_WORK TASK_
Which lines below mention "into"? Pick each one out.

MATERIAL SUPPLIED START

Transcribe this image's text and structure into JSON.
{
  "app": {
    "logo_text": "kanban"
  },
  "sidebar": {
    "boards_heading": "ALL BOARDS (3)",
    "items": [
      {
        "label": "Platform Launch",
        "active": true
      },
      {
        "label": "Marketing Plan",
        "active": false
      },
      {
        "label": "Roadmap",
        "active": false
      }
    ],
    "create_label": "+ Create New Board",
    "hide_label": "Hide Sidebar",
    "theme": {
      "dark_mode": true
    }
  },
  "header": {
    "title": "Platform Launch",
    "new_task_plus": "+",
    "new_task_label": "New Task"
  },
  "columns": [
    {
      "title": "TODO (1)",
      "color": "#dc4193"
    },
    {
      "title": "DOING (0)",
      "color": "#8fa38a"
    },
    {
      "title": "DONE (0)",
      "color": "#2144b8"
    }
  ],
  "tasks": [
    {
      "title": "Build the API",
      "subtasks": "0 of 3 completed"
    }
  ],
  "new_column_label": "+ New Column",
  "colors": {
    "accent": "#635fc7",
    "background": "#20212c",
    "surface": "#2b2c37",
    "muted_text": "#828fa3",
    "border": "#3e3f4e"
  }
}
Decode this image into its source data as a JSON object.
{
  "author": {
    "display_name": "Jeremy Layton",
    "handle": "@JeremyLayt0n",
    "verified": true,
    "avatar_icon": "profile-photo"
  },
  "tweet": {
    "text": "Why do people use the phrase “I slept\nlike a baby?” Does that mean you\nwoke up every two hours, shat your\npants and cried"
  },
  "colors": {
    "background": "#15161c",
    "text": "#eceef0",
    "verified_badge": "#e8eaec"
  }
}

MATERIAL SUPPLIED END

_ANSWER_
Transcribe this image's text and structure into JSON.
Decode this image into its source data as a JSON object.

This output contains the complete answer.